Why The Crypto Crash Is Great News For Gamers
The crypto market is crashing hard, and investors are seeing the value of their portfolios rapidly drop — but the crypto crash isn’t bad news for everyone. Cryptocurrencies have been down across the board since the start of the year, but have seen an even bigger dip lately. The global market cap — that is, the combined value of all cryptocurrencies — dropped by $80 billion between June 15 and 16 alone.
As of June 16, all major cryptocurrencies have seen significant drops from the highs they hit just a few months ago. Bitcoin, which peaked at $69,000, is now worth less than a third of that at $21,000, and Ethereum, which has traded as high as $4,811, is now down to $1,117 (via CoinDesk). The wider crypto market is also being hit hard, with stable coin (a coin tied to the value of the US dollar) Terra disappearing next month, and crypto depositing company Celsius in severe trouble.
Crypto miners, who keep the blockchain going and receive cryptocurrency as a reward for their efforts, have also seen profits tank. Some of them are now making less than a dollar a day once costs are factored in, and may not see the point of continuing in the current climate … which is fantastic news for the PC gaming community.
Good news for gamers
Sky-high GPU prices have plagued PC gamers for years. While crypto mining wasn’t the only factor driving up prices, it was a major driver of GPU scarcity. Miners tended to have the funds to pay two or three times the MSRP for a high-end graphics card, while gamers were left faced with a choice of either paying significantly more than the rest of their rig combined — or just not bothering. In May, high-end GPUs were not only back in stock but available at the manufacturer’s specified retail price. And then the crypto market dipped again, taking the profitability of crypto mining and subsequently GPU prices further down with it. Some GPUs are already available for over a third less than they were selling for just a few months ago.
This has all happened before. When the crypto market crashed in 2018, suppliers found themselves with a massive overstock of graphics cards, and prices took a major plunge as a result. Gamers could pick up a high-end RX 570 4GB for around the same price as a lower-end RX 560, which offered around half of the 570’s capability (via Tom’s Hardware). If the current crash follows the same trend, gamers might be able to pick up the card of their dreams for significantly less than its retail price, and a fraction of the cost it was a few months ago. Gamers who have been desperate for an upgrade or planning a new build during the shortage may see the crash as an ideal time to make a move. There may also be bargains to be had on the second-hand market as crypto miners try and claw back cash by selling their used equipment — but those deals may not be as good as they look.
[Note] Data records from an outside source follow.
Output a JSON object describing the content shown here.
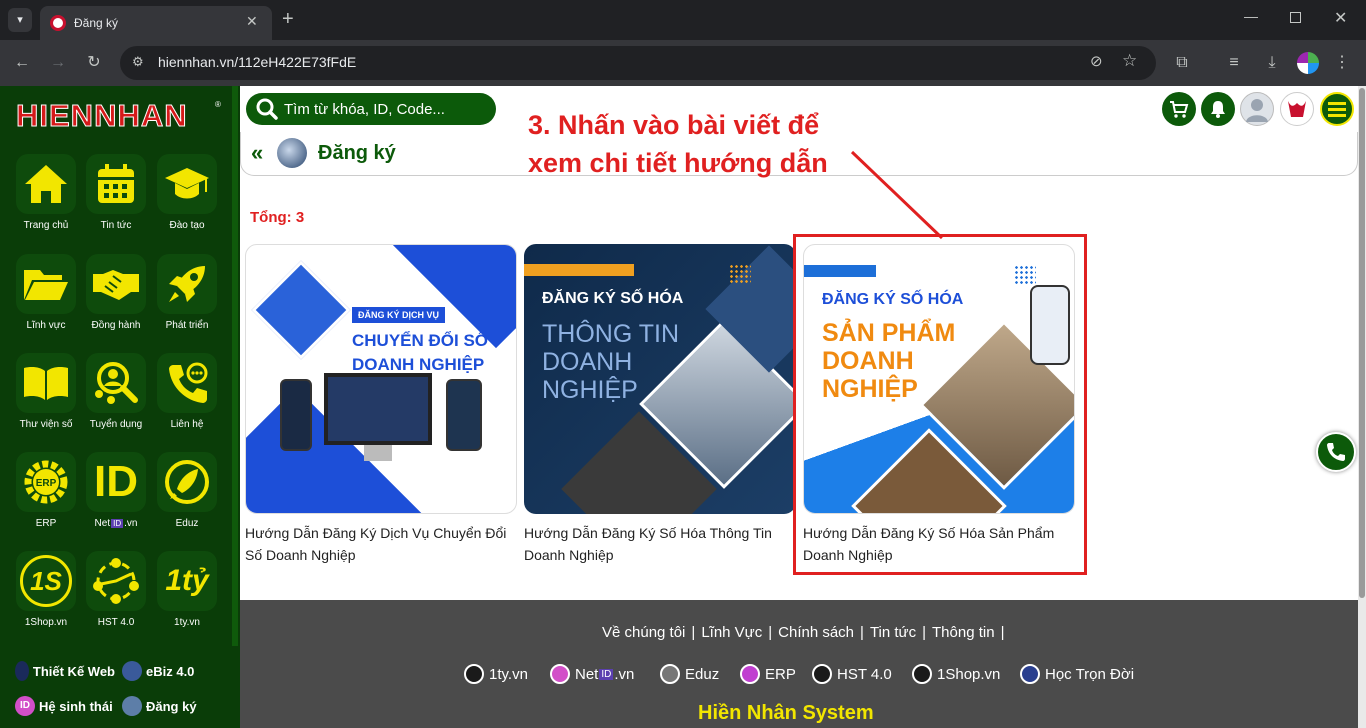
{
  "browser": {
    "tab_title": "Đăng ký",
    "url": "hiennhan.vn/112eH422E73fFdE"
  },
  "sidebar": {
    "logo": "HIENNHAN",
    "apps": [
      {
        "label": "Trang chủ",
        "icon": "home-icon"
      },
      {
        "label": "Tin tức",
        "icon": "calendar-icon"
      },
      {
        "label": "Đào tạo",
        "icon": "graduation-cap-icon"
      },
      {
        "label": "Lĩnh vực",
        "icon": "folder-icon"
      },
      {
        "label": "Đồng hành",
        "icon": "handshake-icon"
      },
      {
        "label": "Phát triển",
        "icon": "rocket-icon"
      },
      {
        "label": "Thư viện số",
        "icon": "book-icon"
      },
      {
        "label": "Tuyển dụng",
        "icon": "recruit-icon"
      },
      {
        "label": "Liên hệ",
        "icon": "phone-icon"
      },
      {
        "label": "ERP",
        "icon": "erp-gear-icon"
      },
      {
        "label": "Net",
        "label_badge": "ID",
        "label_suffix": ".vn",
        "icon": "id-icon",
        "icon_text": "ID"
      },
      {
        "label": "Eduz",
        "icon": "eduz-icon"
      },
      {
        "label": "1Shop.vn",
        "icon": "1shop-icon",
        "icon_text": "1S"
      },
      {
        "label": "HST 4.0",
        "icon": "network-icon"
      },
      {
        "label": "1ty.vn",
        "icon": "1ty-icon",
        "icon_text": "1tỷ"
      }
    ],
    "bottom_links": [
      {
        "label": "Thiết Kế Web",
        "icon": "web-icon"
      },
      {
        "label": "eBiz 4.0",
        "icon": "ebiz-icon"
      },
      {
        "label": "Hệ sinh thái",
        "icon": "id-badge-icon"
      },
      {
        "label": "Đăng ký",
        "icon": "register-icon"
      }
    ]
  },
  "header": {
    "search_placeholder": "Tìm từ khóa, ID, Code...",
    "breadcrumb_title": "Đăng ký",
    "annotation_line1": "3. Nhấn vào bài viết để",
    "annotation_line2": "xem chi tiết hướng dẫn"
  },
  "content": {
    "total_label": "Tổng: 3",
    "cards": [
      {
        "title": "Hướng Dẫn Đăng Ký Dịch Vụ Chuyển Đổi Số Doanh Nghiệp",
        "badge": "ĐĂNG KÝ DỊCH VỤ",
        "line1": "CHUYỂN ĐỔI SỐ",
        "line2": "DOANH NGHIỆP"
      },
      {
        "title": "Hướng Dẫn Đăng Ký Số Hóa Thông Tin Doanh Nghiệp",
        "heading": "ĐĂNG KÝ SỐ HÓA",
        "line1": "THÔNG TIN",
        "line2": "DOANH",
        "line3": "NGHIỆP"
      },
      {
        "title": "Hướng Dẫn Đăng Ký Số Hóa Sản Phẩm Doanh Nghiệp",
        "heading": "ĐĂNG KÝ SỐ HÓA",
        "line1": "SẢN PHẨM",
        "line2": "DOANH",
        "line3": "NGHIỆP"
      }
    ]
  },
  "footer": {
    "links": [
      "Về chúng tôi",
      "Lĩnh Vực",
      "Chính sách",
      "Tin tức",
      "Thông tin"
    ],
    "sites": [
      {
        "label": "1ty.vn"
      },
      {
        "label": "Net",
        "badge": "ID",
        "suffix": ".vn"
      },
      {
        "label": "Eduz"
      },
      {
        "label": "ERP"
      },
      {
        "label": "HST 4.0"
      },
      {
        "label": "1Shop.vn"
      },
      {
        "label": "Học Trọn Đời"
      }
    ],
    "brand": "Hiền Nhân System"
  },
  "colors": {
    "sidebar_bg": "#0a3d08",
    "accent_green": "#0c5a0a",
    "accent_yellow": "#f2e600",
    "brand_red": "#c8102e",
    "highlight_red": "#e02020"
  }
}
Should you buy a GPU that was used for mining?
If the crash makes crypto miners scale back their operations, we could see the market flooded with cheap, used graphics cards. But while a high-end card up for sale at a fraction of its original cost may be tempting, is it actually a good deal? Well, we still don’t know, but various experts have offered differing opinions on the matter. A study from card manufacturer Palit Microsystems claims a card used for mining 24 hours per day, seven days per week, will lose 10% of its performance each year. The findings were released after the market was flooded by cheap second-hand cards following a crackdown on crypto by the Chinese government. PC Gamer says it is extremely difficult to tell if a second-hand GPU has been used for mining or gaming, which would make all used cards suspect by default.
Linus of Linus Tech Tips thoroughly tested a GPU that had been used for intensive mining against a brand new GPU of the same make and model. He found no performance difference between the two cards and described the situation as "binary," saying a used card will either work or it won’t. What it will not do is lose a percentage of its performance due to what it has been used for. However, he did point out that if the card is poorly maintained (not cleaned regularly) the build-up of dust could cause cooling issues which would prevent the card from running efficiently and impact its performance. Linus goes on to recommend taking the risk with a used GPU if it is available at a significant discount, such as 50%. He also says the condition of the card and its cooling system should be inspected before purchase if possible.